(PROBLEM TO WORK ON) The string "true" may appear on lines of the entries below; report how many such lines there are, and only that.

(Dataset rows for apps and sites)

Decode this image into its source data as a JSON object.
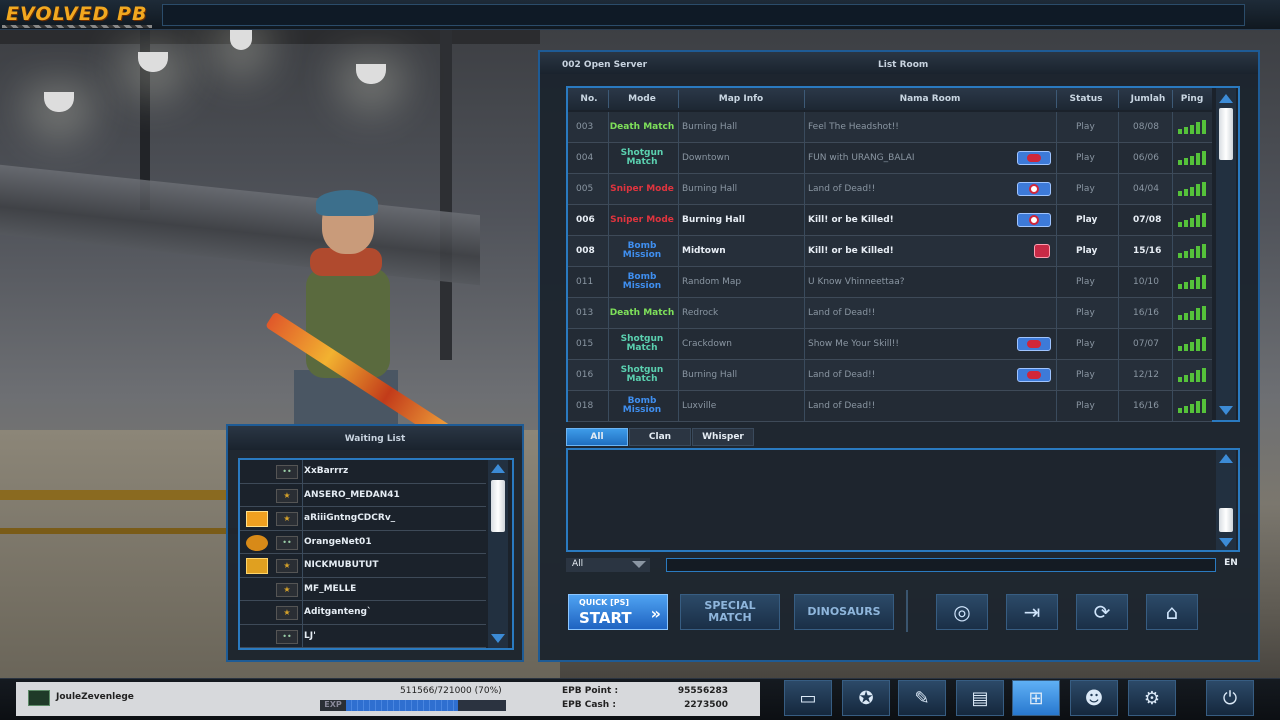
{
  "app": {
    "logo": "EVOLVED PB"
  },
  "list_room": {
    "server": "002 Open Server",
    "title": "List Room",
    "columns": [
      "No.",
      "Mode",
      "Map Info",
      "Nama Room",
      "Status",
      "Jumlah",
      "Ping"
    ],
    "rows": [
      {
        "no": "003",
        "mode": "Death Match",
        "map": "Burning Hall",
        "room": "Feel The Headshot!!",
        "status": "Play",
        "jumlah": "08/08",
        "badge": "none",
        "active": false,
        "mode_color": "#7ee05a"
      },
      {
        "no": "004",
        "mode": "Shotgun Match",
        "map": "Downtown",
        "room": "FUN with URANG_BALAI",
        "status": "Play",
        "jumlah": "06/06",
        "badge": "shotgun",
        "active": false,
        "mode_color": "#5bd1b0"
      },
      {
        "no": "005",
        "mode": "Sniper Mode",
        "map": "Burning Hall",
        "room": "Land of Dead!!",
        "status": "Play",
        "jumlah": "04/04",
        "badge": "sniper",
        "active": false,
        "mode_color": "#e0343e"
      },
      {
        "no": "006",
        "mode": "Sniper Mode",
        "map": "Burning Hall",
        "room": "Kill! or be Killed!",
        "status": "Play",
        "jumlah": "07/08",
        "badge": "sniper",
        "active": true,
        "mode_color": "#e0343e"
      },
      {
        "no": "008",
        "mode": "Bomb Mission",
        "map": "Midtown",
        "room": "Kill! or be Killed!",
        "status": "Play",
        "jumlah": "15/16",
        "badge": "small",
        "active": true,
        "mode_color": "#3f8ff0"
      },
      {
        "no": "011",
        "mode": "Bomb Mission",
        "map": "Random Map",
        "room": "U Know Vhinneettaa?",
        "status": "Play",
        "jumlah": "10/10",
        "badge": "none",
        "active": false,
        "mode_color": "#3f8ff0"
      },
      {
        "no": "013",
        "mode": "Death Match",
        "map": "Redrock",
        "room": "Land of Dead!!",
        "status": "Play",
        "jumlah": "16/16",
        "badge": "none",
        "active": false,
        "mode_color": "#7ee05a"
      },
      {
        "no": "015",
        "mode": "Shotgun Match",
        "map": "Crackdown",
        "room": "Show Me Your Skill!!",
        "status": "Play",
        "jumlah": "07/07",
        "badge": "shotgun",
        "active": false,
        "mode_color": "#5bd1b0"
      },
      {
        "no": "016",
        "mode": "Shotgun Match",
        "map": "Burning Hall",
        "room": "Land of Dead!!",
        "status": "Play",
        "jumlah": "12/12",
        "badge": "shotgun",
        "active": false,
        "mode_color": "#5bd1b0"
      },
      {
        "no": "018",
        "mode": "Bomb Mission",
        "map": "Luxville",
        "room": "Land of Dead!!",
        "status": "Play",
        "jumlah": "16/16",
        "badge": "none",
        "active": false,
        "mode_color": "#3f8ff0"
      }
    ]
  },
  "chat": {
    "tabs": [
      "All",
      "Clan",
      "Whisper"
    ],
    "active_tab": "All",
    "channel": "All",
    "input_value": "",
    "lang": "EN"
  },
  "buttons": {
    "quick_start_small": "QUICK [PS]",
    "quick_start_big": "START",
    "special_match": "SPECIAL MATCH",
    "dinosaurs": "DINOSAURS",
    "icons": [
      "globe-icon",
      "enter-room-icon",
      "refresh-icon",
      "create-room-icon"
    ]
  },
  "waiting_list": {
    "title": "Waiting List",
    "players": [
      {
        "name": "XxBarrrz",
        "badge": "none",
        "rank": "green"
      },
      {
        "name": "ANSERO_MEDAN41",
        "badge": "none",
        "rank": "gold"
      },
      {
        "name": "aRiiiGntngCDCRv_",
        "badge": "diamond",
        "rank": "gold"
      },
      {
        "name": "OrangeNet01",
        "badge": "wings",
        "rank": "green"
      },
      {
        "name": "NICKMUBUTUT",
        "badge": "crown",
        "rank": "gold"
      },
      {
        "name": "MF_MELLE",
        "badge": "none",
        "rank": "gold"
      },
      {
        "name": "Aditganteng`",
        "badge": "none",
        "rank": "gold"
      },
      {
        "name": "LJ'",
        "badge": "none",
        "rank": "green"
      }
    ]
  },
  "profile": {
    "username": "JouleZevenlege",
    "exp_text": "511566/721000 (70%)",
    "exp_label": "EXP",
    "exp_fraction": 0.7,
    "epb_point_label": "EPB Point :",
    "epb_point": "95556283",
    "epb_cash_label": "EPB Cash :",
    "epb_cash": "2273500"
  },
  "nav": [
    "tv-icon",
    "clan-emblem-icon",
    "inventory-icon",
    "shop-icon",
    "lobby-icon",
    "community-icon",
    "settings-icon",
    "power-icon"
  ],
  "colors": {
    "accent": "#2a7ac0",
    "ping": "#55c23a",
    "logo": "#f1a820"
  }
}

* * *

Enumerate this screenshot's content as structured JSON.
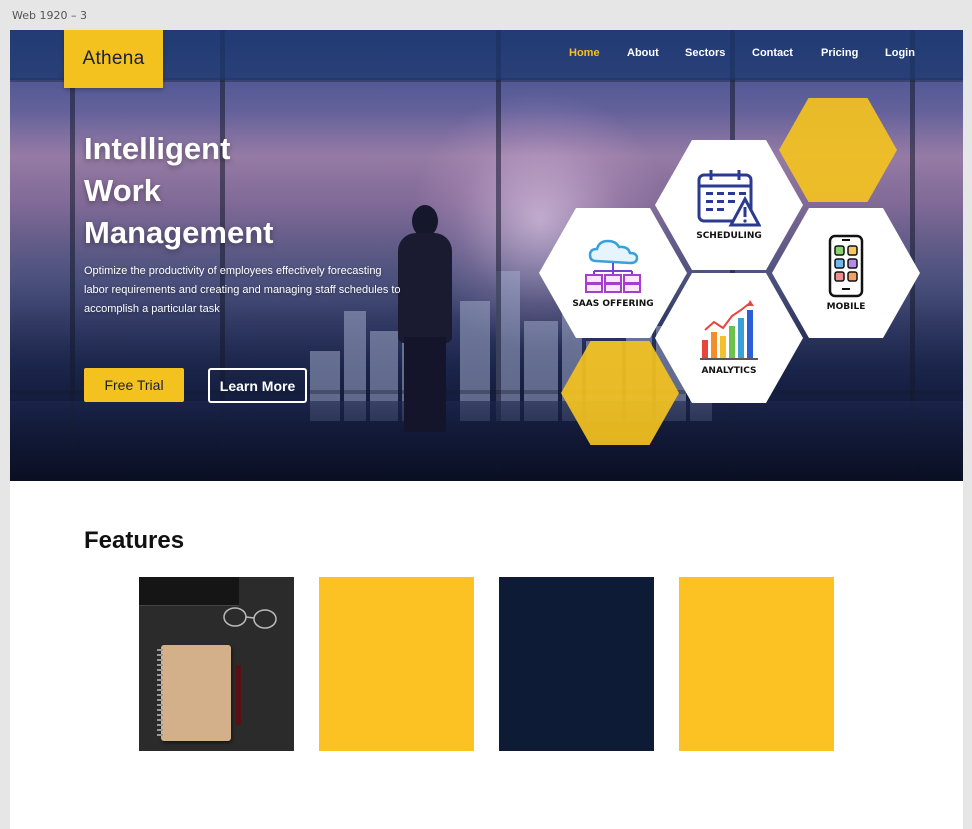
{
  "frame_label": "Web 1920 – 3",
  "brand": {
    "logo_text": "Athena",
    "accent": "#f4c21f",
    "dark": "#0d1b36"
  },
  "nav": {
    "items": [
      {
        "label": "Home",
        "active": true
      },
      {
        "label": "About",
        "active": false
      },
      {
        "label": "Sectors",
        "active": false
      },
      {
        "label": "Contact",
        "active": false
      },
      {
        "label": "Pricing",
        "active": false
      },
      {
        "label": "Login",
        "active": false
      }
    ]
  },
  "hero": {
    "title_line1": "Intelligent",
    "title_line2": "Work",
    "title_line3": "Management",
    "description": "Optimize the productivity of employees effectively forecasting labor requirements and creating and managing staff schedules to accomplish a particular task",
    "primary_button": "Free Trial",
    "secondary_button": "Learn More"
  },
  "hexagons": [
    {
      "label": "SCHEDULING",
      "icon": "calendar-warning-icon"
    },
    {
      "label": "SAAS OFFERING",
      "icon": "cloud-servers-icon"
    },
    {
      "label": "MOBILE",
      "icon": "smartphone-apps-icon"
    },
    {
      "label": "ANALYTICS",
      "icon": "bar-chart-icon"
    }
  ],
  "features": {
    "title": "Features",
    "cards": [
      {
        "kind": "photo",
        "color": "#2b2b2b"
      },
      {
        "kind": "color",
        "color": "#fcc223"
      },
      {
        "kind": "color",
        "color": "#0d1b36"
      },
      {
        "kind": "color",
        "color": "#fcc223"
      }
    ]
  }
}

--

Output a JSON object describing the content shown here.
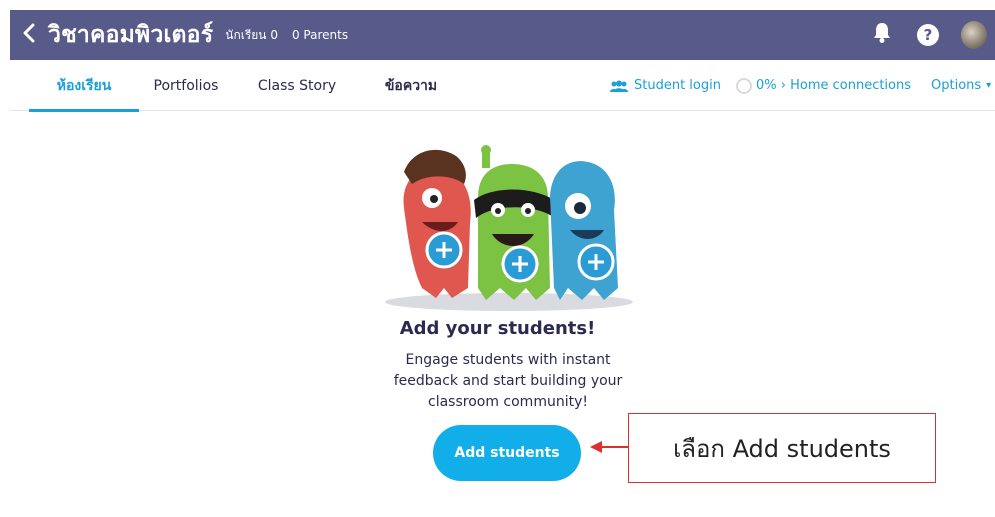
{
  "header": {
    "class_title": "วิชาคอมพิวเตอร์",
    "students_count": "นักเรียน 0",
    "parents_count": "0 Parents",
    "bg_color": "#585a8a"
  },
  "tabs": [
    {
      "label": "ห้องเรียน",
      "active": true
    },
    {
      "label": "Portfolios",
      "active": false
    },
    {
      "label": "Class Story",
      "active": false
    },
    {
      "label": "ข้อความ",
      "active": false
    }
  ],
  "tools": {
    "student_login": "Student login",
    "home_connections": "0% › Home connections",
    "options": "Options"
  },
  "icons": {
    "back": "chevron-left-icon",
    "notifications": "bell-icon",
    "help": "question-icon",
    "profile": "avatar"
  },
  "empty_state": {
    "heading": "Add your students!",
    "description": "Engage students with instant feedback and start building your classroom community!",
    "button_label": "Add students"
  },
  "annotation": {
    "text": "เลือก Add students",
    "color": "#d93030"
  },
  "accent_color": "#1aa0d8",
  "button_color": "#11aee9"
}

(OUTPUT OF THE TASK) 4